The prompt for day 18 of National Health Blog Post Month is to share some advice for someone who is caring for someone with either ulcerative colitis or crohns disease. Having watched my parents be by my side 24/7 for the past 12 years, I do have some words of wisdom to the other caretakers out there. Caretakers are often the forgotten victims in this whole medical world where the focus is understandably on the patient. I hope I never know what it is like to care for someone with a chronic illness and especially one as potentially devastating as ulcerative colitis and chrons disease.
Anytime you are dealing with someone who is chronically ill, I think it is important to remember that guilt usually comes with the territory; so as best you can, try not to add to it. I know things will come out of your mouth when you are frustrated, upset, overwhelmed, etc but try to be mindful and not make the person you are caring for feel badly about their disease and the toll it is taking on you. As with any illness, every patient is different but with Inflammatory Bowel Disease, there are many individuals who simply can’t speak about the details of their illness. Thus, leaving them to feel very isolated especially when their disease is not under control. As a caregiver, just being there can often mean the world to someone. I can’t tell you how many times I have felt so alone because I couldn’t talk about the gory details that my body was going through with anyone outside of my family. It was such an awful feeling but knowing that my parents were always there meant the world to me. I remember there were so many times when I would lie in my dad’s arms and just knowing he was there was enough to get me through the night.
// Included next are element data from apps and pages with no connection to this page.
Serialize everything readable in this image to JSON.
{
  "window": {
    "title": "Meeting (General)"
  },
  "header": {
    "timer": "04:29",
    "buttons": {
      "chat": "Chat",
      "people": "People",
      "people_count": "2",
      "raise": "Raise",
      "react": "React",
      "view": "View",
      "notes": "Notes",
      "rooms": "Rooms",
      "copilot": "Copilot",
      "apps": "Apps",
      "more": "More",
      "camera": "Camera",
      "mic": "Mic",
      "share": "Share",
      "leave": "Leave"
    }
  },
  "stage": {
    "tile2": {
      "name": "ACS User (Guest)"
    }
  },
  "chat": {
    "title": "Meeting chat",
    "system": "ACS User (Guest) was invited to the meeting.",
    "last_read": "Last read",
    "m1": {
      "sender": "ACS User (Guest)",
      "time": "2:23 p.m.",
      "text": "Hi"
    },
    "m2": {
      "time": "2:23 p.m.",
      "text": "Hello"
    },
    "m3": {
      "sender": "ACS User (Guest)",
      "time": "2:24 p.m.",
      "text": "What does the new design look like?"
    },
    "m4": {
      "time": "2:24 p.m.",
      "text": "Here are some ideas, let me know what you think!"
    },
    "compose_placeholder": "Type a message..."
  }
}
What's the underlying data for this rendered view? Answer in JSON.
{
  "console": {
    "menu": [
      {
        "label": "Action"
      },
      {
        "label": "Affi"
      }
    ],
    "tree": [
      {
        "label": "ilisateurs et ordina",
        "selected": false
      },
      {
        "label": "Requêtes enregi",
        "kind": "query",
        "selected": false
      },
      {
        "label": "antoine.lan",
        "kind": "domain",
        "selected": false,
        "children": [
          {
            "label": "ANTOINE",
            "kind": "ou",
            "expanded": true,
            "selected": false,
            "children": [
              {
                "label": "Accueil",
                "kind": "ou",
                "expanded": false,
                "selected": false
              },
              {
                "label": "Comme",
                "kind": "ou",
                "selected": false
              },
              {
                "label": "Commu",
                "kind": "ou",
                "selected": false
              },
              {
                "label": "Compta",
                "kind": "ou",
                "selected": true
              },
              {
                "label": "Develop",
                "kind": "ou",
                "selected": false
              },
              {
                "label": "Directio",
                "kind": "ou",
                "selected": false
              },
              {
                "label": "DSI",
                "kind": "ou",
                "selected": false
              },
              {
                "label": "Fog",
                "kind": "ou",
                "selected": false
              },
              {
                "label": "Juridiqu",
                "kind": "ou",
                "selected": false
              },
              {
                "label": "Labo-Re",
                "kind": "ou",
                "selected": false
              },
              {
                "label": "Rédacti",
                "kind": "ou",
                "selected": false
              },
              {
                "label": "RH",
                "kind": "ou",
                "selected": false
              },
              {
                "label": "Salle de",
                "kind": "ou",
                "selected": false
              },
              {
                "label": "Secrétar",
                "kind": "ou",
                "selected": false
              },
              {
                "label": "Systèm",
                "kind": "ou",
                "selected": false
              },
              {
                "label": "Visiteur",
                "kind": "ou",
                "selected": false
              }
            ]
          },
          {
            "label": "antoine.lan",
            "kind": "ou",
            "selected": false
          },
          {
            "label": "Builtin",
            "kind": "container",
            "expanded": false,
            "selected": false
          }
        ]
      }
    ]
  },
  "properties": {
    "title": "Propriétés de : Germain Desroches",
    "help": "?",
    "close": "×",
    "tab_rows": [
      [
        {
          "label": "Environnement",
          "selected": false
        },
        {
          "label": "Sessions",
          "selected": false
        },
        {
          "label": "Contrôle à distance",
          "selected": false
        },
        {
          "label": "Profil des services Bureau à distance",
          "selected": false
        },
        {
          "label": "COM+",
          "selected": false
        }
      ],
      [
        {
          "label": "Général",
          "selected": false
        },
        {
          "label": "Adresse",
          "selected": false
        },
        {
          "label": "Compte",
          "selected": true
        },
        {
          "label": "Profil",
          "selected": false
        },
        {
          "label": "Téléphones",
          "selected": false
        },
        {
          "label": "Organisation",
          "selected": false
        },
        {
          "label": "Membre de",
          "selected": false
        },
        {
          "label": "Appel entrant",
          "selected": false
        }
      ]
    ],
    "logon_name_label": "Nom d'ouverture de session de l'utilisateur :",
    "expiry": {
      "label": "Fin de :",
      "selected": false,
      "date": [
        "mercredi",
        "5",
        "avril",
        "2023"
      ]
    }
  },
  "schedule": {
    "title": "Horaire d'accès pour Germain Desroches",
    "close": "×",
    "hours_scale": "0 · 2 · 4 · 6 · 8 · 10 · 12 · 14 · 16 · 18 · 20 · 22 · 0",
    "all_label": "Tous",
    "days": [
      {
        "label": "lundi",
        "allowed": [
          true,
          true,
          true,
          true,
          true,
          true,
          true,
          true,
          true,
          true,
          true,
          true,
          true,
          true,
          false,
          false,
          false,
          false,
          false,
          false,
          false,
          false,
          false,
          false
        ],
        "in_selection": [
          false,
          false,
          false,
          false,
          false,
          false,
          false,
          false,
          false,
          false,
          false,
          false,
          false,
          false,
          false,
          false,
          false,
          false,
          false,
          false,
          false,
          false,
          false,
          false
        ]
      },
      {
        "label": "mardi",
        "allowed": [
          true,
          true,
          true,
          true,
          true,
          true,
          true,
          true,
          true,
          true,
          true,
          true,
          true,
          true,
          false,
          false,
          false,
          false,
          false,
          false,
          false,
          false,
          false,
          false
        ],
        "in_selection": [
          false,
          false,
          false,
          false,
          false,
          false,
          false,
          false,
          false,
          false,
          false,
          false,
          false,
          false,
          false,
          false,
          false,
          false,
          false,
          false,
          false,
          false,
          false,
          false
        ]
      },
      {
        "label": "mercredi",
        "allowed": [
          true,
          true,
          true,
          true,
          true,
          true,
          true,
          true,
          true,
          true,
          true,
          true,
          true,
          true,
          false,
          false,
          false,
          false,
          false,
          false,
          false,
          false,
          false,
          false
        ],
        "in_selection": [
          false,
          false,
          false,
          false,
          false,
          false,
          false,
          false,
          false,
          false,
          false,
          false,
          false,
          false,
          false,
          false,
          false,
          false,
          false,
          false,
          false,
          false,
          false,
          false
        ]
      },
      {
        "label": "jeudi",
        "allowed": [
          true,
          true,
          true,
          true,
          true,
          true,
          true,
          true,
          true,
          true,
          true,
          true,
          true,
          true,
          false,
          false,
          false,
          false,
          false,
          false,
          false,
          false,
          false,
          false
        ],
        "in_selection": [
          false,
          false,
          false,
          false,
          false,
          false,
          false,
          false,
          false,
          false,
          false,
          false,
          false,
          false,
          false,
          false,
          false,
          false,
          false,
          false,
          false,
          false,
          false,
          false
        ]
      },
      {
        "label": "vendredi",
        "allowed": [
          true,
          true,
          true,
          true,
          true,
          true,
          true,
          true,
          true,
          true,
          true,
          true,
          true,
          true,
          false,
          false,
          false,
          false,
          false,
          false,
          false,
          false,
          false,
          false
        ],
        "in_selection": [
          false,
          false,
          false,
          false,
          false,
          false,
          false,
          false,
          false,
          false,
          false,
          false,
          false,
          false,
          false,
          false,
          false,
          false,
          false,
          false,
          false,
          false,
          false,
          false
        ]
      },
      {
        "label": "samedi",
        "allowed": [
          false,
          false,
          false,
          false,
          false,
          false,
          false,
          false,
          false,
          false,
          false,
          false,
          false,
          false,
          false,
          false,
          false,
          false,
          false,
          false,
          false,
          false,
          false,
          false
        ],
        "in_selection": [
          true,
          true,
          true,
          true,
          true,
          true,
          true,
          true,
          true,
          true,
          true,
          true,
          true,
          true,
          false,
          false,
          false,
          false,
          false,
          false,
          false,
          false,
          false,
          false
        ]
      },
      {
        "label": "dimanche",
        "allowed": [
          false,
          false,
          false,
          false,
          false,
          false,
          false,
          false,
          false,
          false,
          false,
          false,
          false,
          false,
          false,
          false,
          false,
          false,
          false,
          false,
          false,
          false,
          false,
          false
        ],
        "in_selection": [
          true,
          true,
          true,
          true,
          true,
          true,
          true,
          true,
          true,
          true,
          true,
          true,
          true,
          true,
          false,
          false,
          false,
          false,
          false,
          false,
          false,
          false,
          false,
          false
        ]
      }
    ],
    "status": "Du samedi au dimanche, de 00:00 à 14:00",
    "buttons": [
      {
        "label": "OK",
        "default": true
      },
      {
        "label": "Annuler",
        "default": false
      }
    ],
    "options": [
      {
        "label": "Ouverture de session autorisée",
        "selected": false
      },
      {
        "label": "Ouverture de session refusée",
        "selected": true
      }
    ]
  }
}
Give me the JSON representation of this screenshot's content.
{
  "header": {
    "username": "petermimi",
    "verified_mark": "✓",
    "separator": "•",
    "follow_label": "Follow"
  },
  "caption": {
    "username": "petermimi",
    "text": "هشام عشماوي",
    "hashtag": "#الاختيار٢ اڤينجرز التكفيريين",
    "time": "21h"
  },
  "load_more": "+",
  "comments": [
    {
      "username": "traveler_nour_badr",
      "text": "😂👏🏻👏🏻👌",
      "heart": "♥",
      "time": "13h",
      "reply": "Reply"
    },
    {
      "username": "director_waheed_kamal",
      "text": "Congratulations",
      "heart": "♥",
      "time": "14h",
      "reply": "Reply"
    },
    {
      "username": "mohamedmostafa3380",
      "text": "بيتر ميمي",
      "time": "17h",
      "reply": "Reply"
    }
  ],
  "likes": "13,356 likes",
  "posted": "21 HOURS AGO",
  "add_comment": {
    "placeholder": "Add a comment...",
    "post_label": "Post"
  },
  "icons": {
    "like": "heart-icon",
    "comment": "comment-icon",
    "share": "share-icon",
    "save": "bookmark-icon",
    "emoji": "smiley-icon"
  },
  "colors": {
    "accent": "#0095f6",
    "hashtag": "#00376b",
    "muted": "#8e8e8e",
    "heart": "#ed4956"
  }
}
Another piece of advice I would give to any type of caregiver is to make sure you take care of yourself. Remember, you aren’t good to anyone else if you don’t take care of YOU. Find something that gets you out of yourself and your head a little bit each day if possible. Whether it is exercising, reading, going shopping, going to the dog park, meeting a friend for a quick coffee….just something to take your mind off of the situation you are in. Try to get at least one distraction in per day and focus as best you can on each individual day as it comes. If you start projecting out months in advance, things will seem way more insurmountable than they actually are. It helps to break things up and ask what needs to be done for today instead of allowing your mind to wander about all of the potential things that you may need to deal with.
Inflammatory Bowel Disease (ulcerative colitis and chrons disease) are really difficult disease for both the patient and the caregiver. The unpredictability affects an entire family, not just the patient. My illness impacted the lives of my parents and brother to an extremely large degree. They became afraid to make plans and commit to anything because I always developed flare ups or would have some type of issue at the drop of a hat. Being a caregiver to someone with IBD is enormously stressful. I have watched my parents go through it for far too long and I honestly don’t know how they are still so incredibly strong. I think the main reason is because we all stuck together throughout everything. We dealt with it all as a family. When my mom was weak, my dad picked up the slack. When my dad needed a break, my mom took over. We all stuck together like glue and that is how we have made it out alive. Be open with the people that love you. Talk about how you are handling the situation. Speak up if you need a break. Talk it out with a therapist if you feel you need to. It is very important as a caregiver to have an outlet for your emotions.
I want to thank all of the amazing caregivers out there. Luckily, I do not know what you all have to deal with firsthand but I can only imagine and I commend all of you for being there for your loved ones who suffer from any type of disease.
Mom and Dad, from my heart to yours…thank you < 3